What are the most and least enjoyable aspects of your job?
Being a designer or illustrator means running your own business, which also means completing all of the non-creative tasks, from invoicing, chasing payments, VAT, take returns and keeping on top of emails. I dream of devoting all of my time to creative tasks while someone else takes care of selling and sourcing my work, answering emails, doing the finances. I need a non-creative business partner!
It can be difficult to get the balance right between work and life. I have probably missed the occasional birthday party (including my own) or event due to being stuck at work, but I would be lying if I said I didn’t love my job. I thrive off working to a tight deadline; there’s a certain energy that comes with urgency. Art is about doing, and having the confidence to put your work out there with no time to procrastinate or change your mind. That’s the only option when you are on deadline.
The flip side of that is knowing when not to try and squeeze creativity out of your brain when there is none! I have walked into the studio on non-busy days, stayed 10 minutes and walked out again, knowing I’d be better off doing something else or looking for inspiration elsewhere.
What has been the most exciting project of the last twelve months?

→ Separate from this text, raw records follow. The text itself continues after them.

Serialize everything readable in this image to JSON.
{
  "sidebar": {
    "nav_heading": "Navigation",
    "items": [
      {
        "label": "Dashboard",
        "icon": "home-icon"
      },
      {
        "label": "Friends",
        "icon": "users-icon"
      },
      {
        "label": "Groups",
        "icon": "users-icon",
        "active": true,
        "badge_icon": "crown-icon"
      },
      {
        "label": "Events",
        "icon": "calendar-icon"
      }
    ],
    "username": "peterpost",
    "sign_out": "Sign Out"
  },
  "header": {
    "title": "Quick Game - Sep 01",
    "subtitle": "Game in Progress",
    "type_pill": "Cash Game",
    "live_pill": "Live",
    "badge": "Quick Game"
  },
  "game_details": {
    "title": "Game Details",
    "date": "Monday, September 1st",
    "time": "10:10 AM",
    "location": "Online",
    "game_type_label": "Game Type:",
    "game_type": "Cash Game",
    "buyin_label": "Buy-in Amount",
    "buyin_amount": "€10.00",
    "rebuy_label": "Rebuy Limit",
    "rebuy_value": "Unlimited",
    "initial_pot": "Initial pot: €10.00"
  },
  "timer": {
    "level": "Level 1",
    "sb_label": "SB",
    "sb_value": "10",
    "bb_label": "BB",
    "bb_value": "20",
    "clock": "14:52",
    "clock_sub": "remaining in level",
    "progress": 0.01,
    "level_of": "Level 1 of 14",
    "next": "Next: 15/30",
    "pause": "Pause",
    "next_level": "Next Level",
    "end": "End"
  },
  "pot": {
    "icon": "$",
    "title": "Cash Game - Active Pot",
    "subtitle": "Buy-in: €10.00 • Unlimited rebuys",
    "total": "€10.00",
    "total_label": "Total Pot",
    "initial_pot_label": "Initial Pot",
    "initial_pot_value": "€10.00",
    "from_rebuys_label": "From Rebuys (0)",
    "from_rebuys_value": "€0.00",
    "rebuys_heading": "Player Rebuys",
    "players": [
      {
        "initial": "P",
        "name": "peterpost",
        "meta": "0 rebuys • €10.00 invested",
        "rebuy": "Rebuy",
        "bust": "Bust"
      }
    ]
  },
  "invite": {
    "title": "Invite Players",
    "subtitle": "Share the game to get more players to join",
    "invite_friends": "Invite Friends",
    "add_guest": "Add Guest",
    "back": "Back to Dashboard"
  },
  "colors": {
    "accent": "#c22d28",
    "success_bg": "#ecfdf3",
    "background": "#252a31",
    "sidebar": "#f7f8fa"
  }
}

The visual identity for the Tate Kids website I worked on at the start of the year was a great project. I worked with Kathryn Box from the Tate’s digital team and with a great developer called Rebekah Ford. The parameters of the brief were so wide, and it took a lot of thought to work out how to create artwork with such a defined subject that also had mass appeal across a wide age range. I had to strip everything down and create a plethora of assets, which turned into backgrounds, colour palettes, GIFs and animations.
What skills are essential to your job?
The success of a project is often measured by its effectiveness and ability to connect with an audience. I think you also have to take into account the creative process and the final artwork. This comes through confidence in your ability and conviction in your ideas, so sometimes it’s good to stand your ground. Being personable always helps – no one wants to work with a prima donna!